I dragged myself out of bed at 8:30 AM today. Under normal circumstances, if I’m still in bed at 5:45 AM, it means that I had a rough night–I am most definitely both a morning person, and an early riser. Seulement voilà (“the thing is”):
- At this time of year, it doesn’t get light outside in Paris until about 8:30 in the morning.
- At 2 AM I got obsessed with the need to learn all of the words for baby animals in French.
Morphemes are the things that words are made of. For example, the plural cats has two morphemes: cat, and the s that carries the meaning of plurality. (This happens to be the example from which my child learned what a morpheme is–as a young child, and as we did the dishes together. Must suck to be a linguist’s kid…)
English has an odd little morpheme that refers to things that are small. Like the s of cats, it is what is called a bound morpheme, meaning that it cannot be a word on its own–it has to be attached to something else. (Contrast that with the cat in catnap (a short, light nap), catnip (a plant–it’s basically pot for cats), and cathouse (a brothel–archaic)). Here are a couple of examples:
- duckling: a baby duck.
- inkling: a small hint, or a small piece of knowledge. (I’ll give some examples of its use later.)
The -ling morpheme is also not productive: that means that you can’t really use it freely to make “new words.” For example, it’s not clear that anyone would know what you meant if you casually threw the words waterling (parallel to inkling) or penling (parallel to duckling) into a conversation. (Contrast that with -gate, which over the course of my lifetime has become applicable to practically anything, with the meaning of “a scandal related to:” Bridgegate, Pizzagate, etc.) Because it’s not productive, one could list all of the words in English in which it occurs. Limited only by my memory, of course. My best shot at doing so:
- duckling: baby duck
- gosling: baby goose
- foundling: a child who has been found after having been abandoned
- changeling: when the elves take away your baby and leave one of their own in its place
- inkling: a small hint, idea, trace, piece of knowledge, clue
Now, I know what you’re thinking: Zipf, you’re a drooling idiot. There are lots of words in English that end with -ling: for example, DROOLING. Feeling, wheeling and dealing (French: mic-mac or micmac), healing…
Well… I may be an idiot, but I’m not a drooling one. Here’s the thing: a morpheme is defined by its sound (or spelling)–in our case, ling–and by its meaning. Drooling and gosling (baby goose) contain the same sounds/letters, but not the same meaning of smallness, so it’s not the case that they share the same morpheme. -ling is a pretty textbook (French: typique) example of a non-productive morpheme.

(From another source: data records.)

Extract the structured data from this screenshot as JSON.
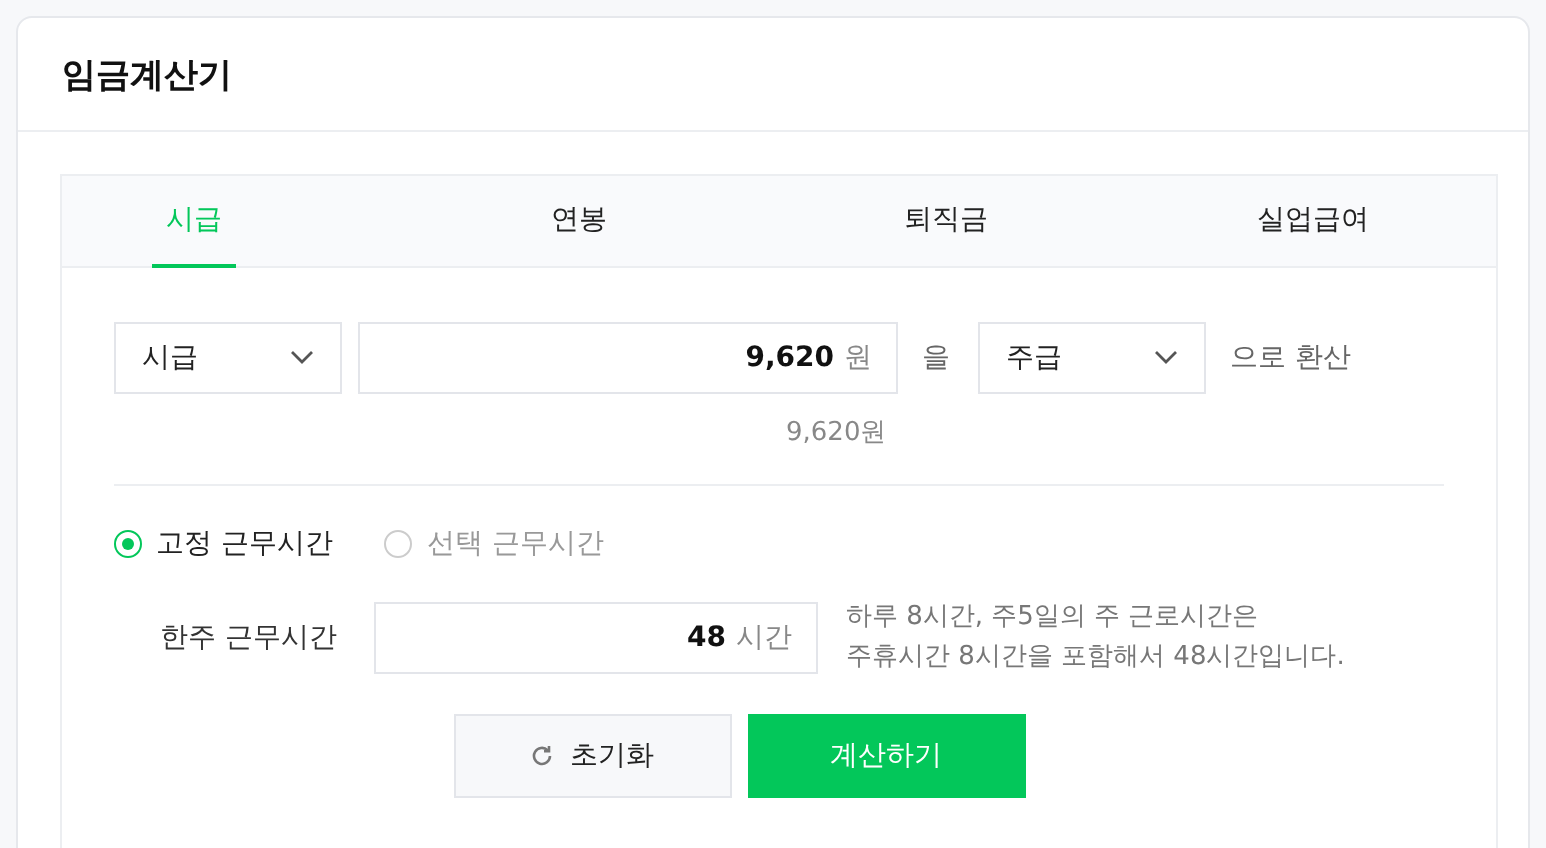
{
  "title": "임금계산기",
  "tabs": [
    {
      "label": "시급",
      "selected": true
    },
    {
      "label": "연봉",
      "selected": false
    },
    {
      "label": "퇴직금",
      "selected": false
    },
    {
      "label": "실업급여",
      "selected": false
    }
  ],
  "conversion": {
    "from_unit": "시급",
    "amount": "9,620",
    "currency": "원",
    "particle": "을",
    "to_unit": "주급",
    "suffix": "으로 환산",
    "amount_preview": "9,620원"
  },
  "hour_modes": [
    {
      "label": "고정 근무시간",
      "selected": true
    },
    {
      "label": "선택 근무시간",
      "selected": false
    }
  ],
  "weekly_hours": {
    "label": "한주 근무시간",
    "value": "48",
    "unit": "시간",
    "note": "하루 8시간, 주5일의 주 근로시간은\n주휴시간 8시간을 포함해서 48시간입니다."
  },
  "buttons": {
    "reset": "초기화",
    "calculate": "계산하기"
  }
}
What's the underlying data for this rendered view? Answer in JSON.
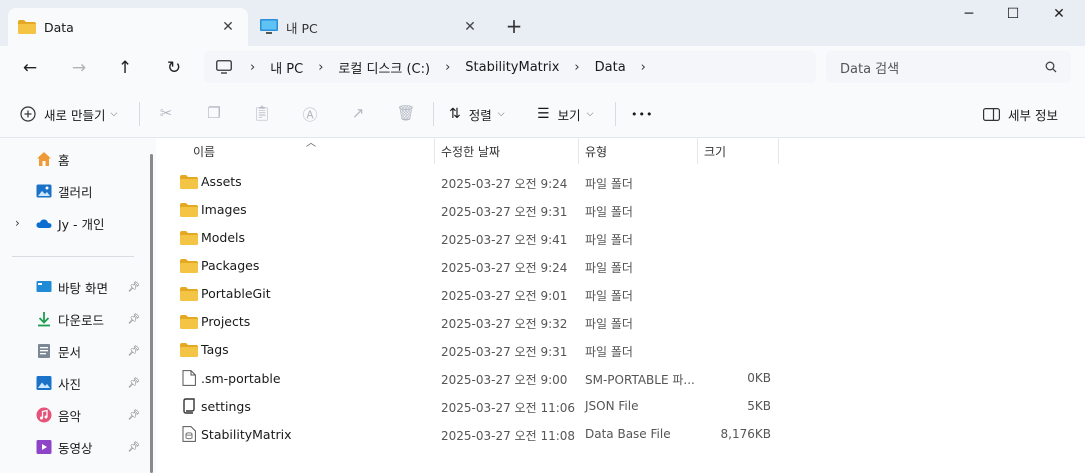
{
  "tabs": [
    {
      "label": "Data",
      "icon": "folder-icon"
    },
    {
      "label": "내 PC",
      "icon": "computer-icon"
    }
  ],
  "breadcrumb": [
    "내 PC",
    "로컬 디스크 (C:)",
    "StabilityMatrix",
    "Data"
  ],
  "search": {
    "placeholder": "Data 검색"
  },
  "toolbar": {
    "new_label": "새로 만들기",
    "sort_label": "정렬",
    "view_label": "보기",
    "more_label": "•••",
    "details_label": "세부 정보"
  },
  "sidebar": {
    "top": [
      {
        "label": "홈",
        "icon": "home-icon"
      },
      {
        "label": "갤러리",
        "icon": "gallery-icon"
      },
      {
        "label": "Jy - 개인",
        "icon": "onedrive-cloud-icon"
      }
    ],
    "quick": [
      {
        "label": "바탕 화면",
        "icon": "desktop-icon"
      },
      {
        "label": "다운로드",
        "icon": "download-icon"
      },
      {
        "label": "문서",
        "icon": "documents-icon"
      },
      {
        "label": "사진",
        "icon": "pictures-icon"
      },
      {
        "label": "음악",
        "icon": "music-icon"
      },
      {
        "label": "동영상",
        "icon": "videos-icon"
      }
    ]
  },
  "columns": [
    "이름",
    "수정한 날짜",
    "유형",
    "크기"
  ],
  "files": [
    {
      "name": "Assets",
      "date": "2025-03-27 오전 9:24",
      "type": "파일 폴더",
      "size": "",
      "icon": "folder-icon"
    },
    {
      "name": "Images",
      "date": "2025-03-27 오전 9:31",
      "type": "파일 폴더",
      "size": "",
      "icon": "folder-icon"
    },
    {
      "name": "Models",
      "date": "2025-03-27 오전 9:41",
      "type": "파일 폴더",
      "size": "",
      "icon": "folder-icon"
    },
    {
      "name": "Packages",
      "date": "2025-03-27 오전 9:24",
      "type": "파일 폴더",
      "size": "",
      "icon": "folder-icon"
    },
    {
      "name": "PortableGit",
      "date": "2025-03-27 오전 9:01",
      "type": "파일 폴더",
      "size": "",
      "icon": "folder-icon"
    },
    {
      "name": "Projects",
      "date": "2025-03-27 오전 9:32",
      "type": "파일 폴더",
      "size": "",
      "icon": "folder-icon"
    },
    {
      "name": "Tags",
      "date": "2025-03-27 오전 9:31",
      "type": "파일 폴더",
      "size": "",
      "icon": "folder-icon"
    },
    {
      "name": ".sm-portable",
      "date": "2025-03-27 오전 9:00",
      "type": "SM-PORTABLE 파...",
      "size": "0KB",
      "icon": "blank-file-icon"
    },
    {
      "name": "settings",
      "date": "2025-03-27 오전 11:06",
      "type": "JSON File",
      "size": "5KB",
      "icon": "json-file-icon"
    },
    {
      "name": "StabilityMatrix",
      "date": "2025-03-27 오전 11:08",
      "type": "Data Base File",
      "size": "8,176KB",
      "icon": "database-file-icon"
    }
  ],
  "colors": {
    "folder": "#f4c545",
    "folder_dark": "#e5a823",
    "accent": "#0067c0"
  }
}
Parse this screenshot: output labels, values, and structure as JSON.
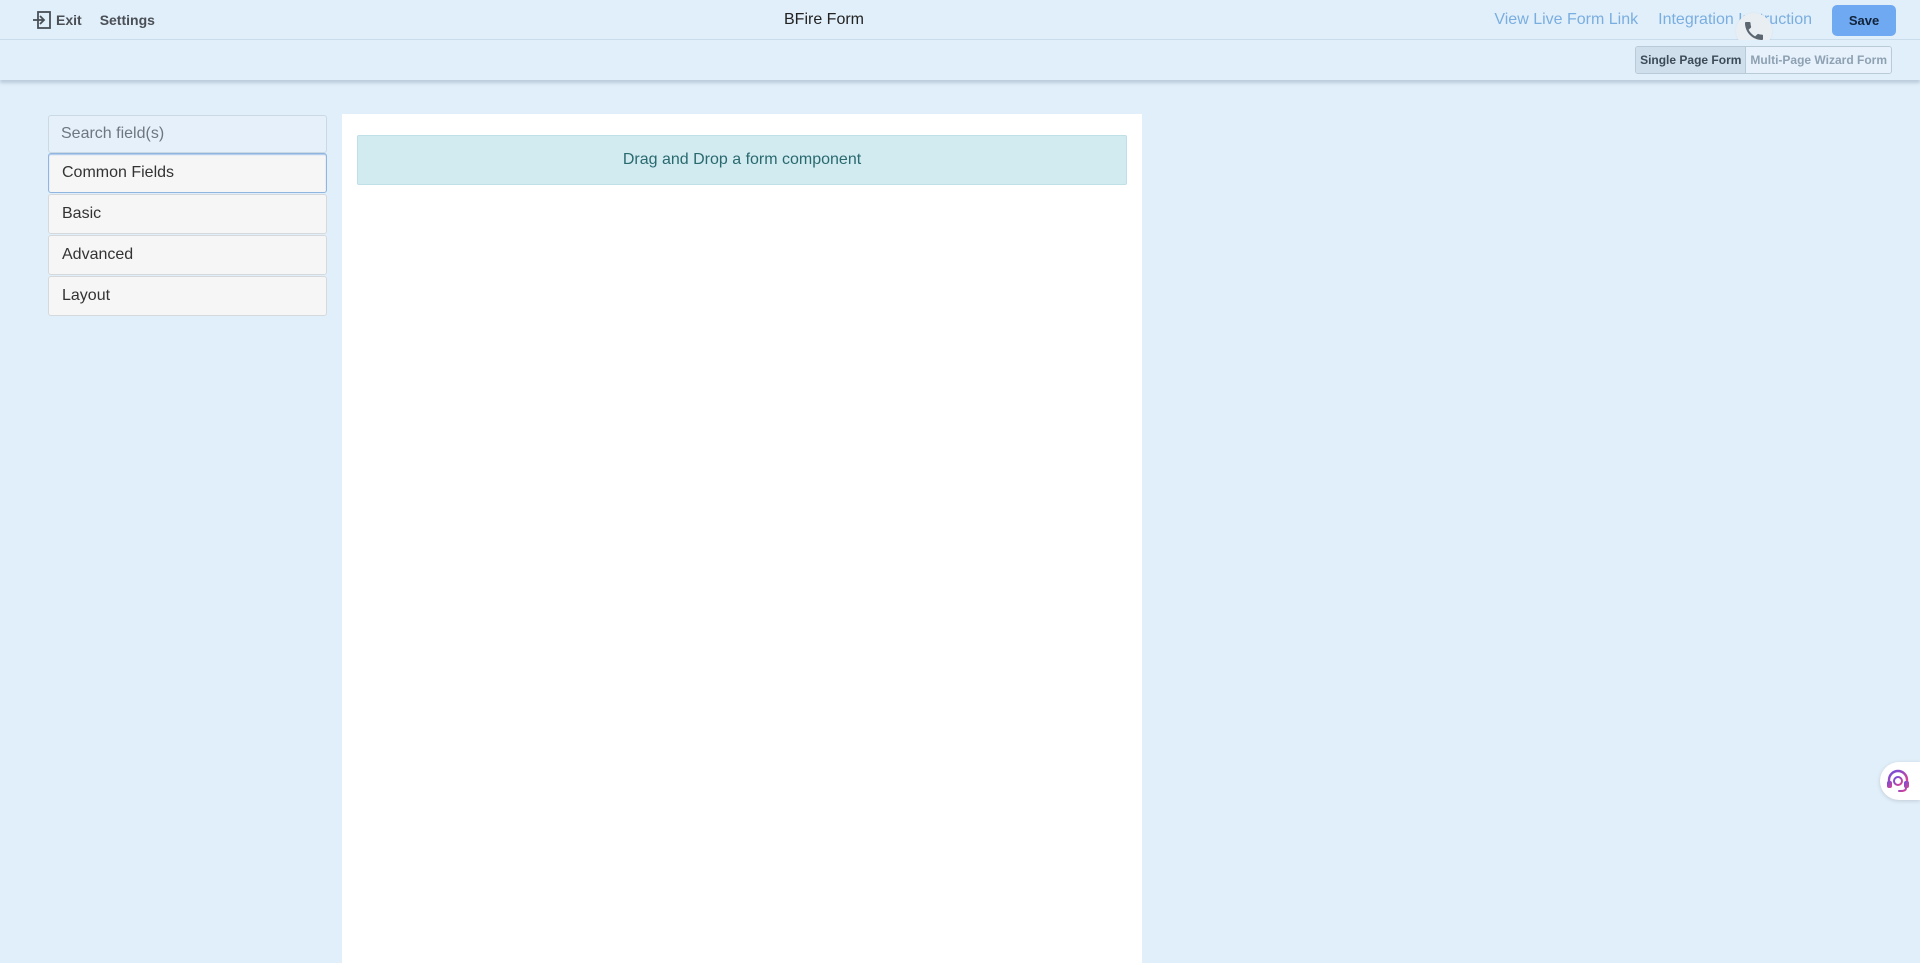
{
  "topbar": {
    "exit_label": "Exit",
    "settings_label": "Settings",
    "title": "BFire Form",
    "view_live_link": "View Live Form Link",
    "integration_link": "Integration Instruction",
    "save_label": "Save"
  },
  "mode_switch": {
    "single_page": "Single Page Form",
    "multi_page": "Multi-Page Wizard Form",
    "active": "single_page"
  },
  "sidebar": {
    "search_placeholder": "Search field(s)",
    "groups": [
      {
        "label": "Common Fields"
      },
      {
        "label": "Basic"
      },
      {
        "label": "Advanced"
      },
      {
        "label": "Layout"
      }
    ]
  },
  "canvas": {
    "drop_text": "Drag and Drop a form component"
  },
  "icons": {
    "exit": "exit-icon",
    "phone": "phone-icon",
    "support": "headset-support-icon"
  },
  "colors": {
    "page_bg": "#e1effa",
    "save_button": "#6fa9f2",
    "top_link": "#7aaee0",
    "drop_zone_bg": "#d2ebf1"
  }
}
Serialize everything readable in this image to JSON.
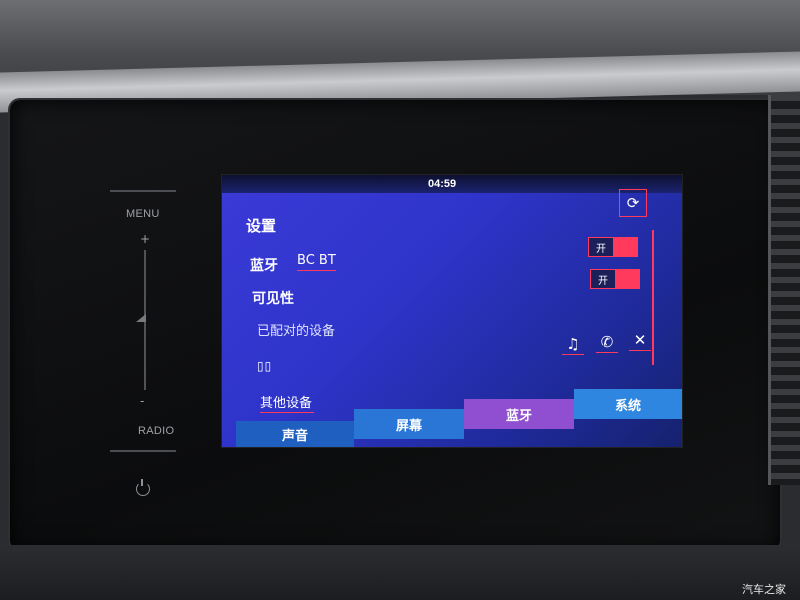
{
  "status_bar": {
    "time": "04:59"
  },
  "hardware": {
    "menu_label": "MENU",
    "plus": "+",
    "minus": "-",
    "radio_label": "RADIO"
  },
  "page": {
    "title": "设置"
  },
  "bluetooth": {
    "label": "蓝牙",
    "device_name": "BC BT",
    "toggle_text": "开"
  },
  "visibility": {
    "label": "可见性",
    "toggle_text": "开"
  },
  "paired": {
    "label": "已配对的设备",
    "device": "▯▯",
    "icons": [
      "music-icon",
      "phone-icon",
      "close-icon"
    ]
  },
  "other_devices": {
    "label": "其他设备"
  },
  "tabs": [
    {
      "label": "声音"
    },
    {
      "label": "屏幕"
    },
    {
      "label": "蓝牙"
    },
    {
      "label": "系统"
    }
  ],
  "colors": {
    "accent": "#ff3a5c",
    "screen_bg": "#2e34c9",
    "active_tab": "#8f4fd0"
  },
  "watermark": "汽车之家"
}
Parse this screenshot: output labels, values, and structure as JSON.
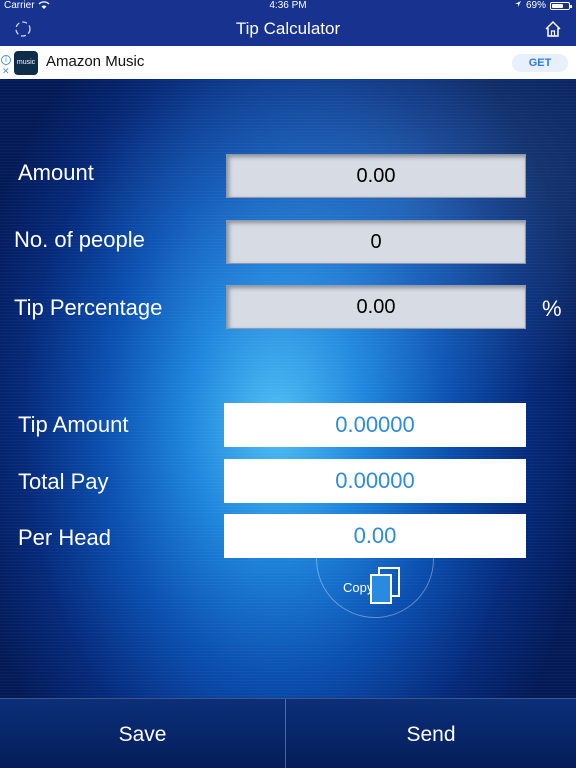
{
  "status_bar": {
    "carrier": "Carrier",
    "time": "4:36 PM",
    "battery": "69%",
    "battery_level": 0.69
  },
  "nav": {
    "title": "Tip Calculator"
  },
  "ad": {
    "logo_text": "music",
    "name": "Amazon Music",
    "cta": "GET"
  },
  "inputs": {
    "amount": {
      "label": "Amount",
      "value": "0.00"
    },
    "people": {
      "label": "No. of people",
      "value": "0"
    },
    "tip_percentage": {
      "label": "Tip Percentage",
      "value": "0.00",
      "unit": "%"
    }
  },
  "results": {
    "tip_amount": {
      "label": "Tip Amount",
      "value": "0.00000"
    },
    "total_pay": {
      "label": "Total Pay",
      "value": "0.00000"
    },
    "per_head": {
      "label": "Per Head",
      "value": "0.00"
    }
  },
  "copy": {
    "label": "Copy"
  },
  "bottom": {
    "save": "Save",
    "send": "Send"
  },
  "colors": {
    "nav_bg": "#17338f",
    "result_text": "#2e8cd8"
  }
}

So, yeah: I don’t sleep much, and I’m trying to learn to speak French, so at 2 AM I got obsessed with learning the names of baby animals in French. This web page got me started, and then I started searching WordReference.com for weird English-language baby animal names (say, gosling), and here you see the results. (Yes, some occur more than once.) At 2 AM, I only knew chiot (puppy), chaton (kitten), and veau (calf)–how about you? And, native speakers (Phil d’Ange, I’m lookin’ at you)–can you add some more?
English-language example sentences
- The Steel Riders Saga is a sci-fi/fantasy novel about Free Wheeler, a foundling discovered by the legendary Steve Thompson during a deep terrain ATV ride. Thompson leads an ATV pack known as the “Steel Riders.” In their fantastical journeys Free Wheeler finds true love and home. (Twitter, @quantum_tide)
- Meanwhile, in Australia, there’s a National
#GravyDay. I have never heard of anything so glorious! (Nobody in my family cares about gravy as much as I do. I… might be a foundling?) (Twitter, @VG28263355) @Decervelage Can I just say…Baby Faced Finster. A foundling!! You Naughty Baby!! Hahaha! (Twitter, @TheSuperAmanda)
- I’ve mentioned this numerous times on the podcast but… I have an inkling that Nintendo will use Smash DLC to promote upcoming (inc third-party) Switch releases. (Twitter, @pixelpar)
- My new resolution is to not read the thread of comments of tweets where I know or have an inkling that it’s not going to be a good thing. (Twitter, @valparkie)
- You are a gem of a friend and you don’t have an inkling of how much i appreciate your ignorance of my vices. (Twitter, @Shakti_Shetty)
- I don’t have an inkling of what the future holds but I’m excited (Twitter, @JaredTench)
- Roommate, Camden *going to Waffle House in Dunn*: “If I get the smallest inkling of a crack-whore, I’m leaving!” (Twitter, @dr_pattyguin)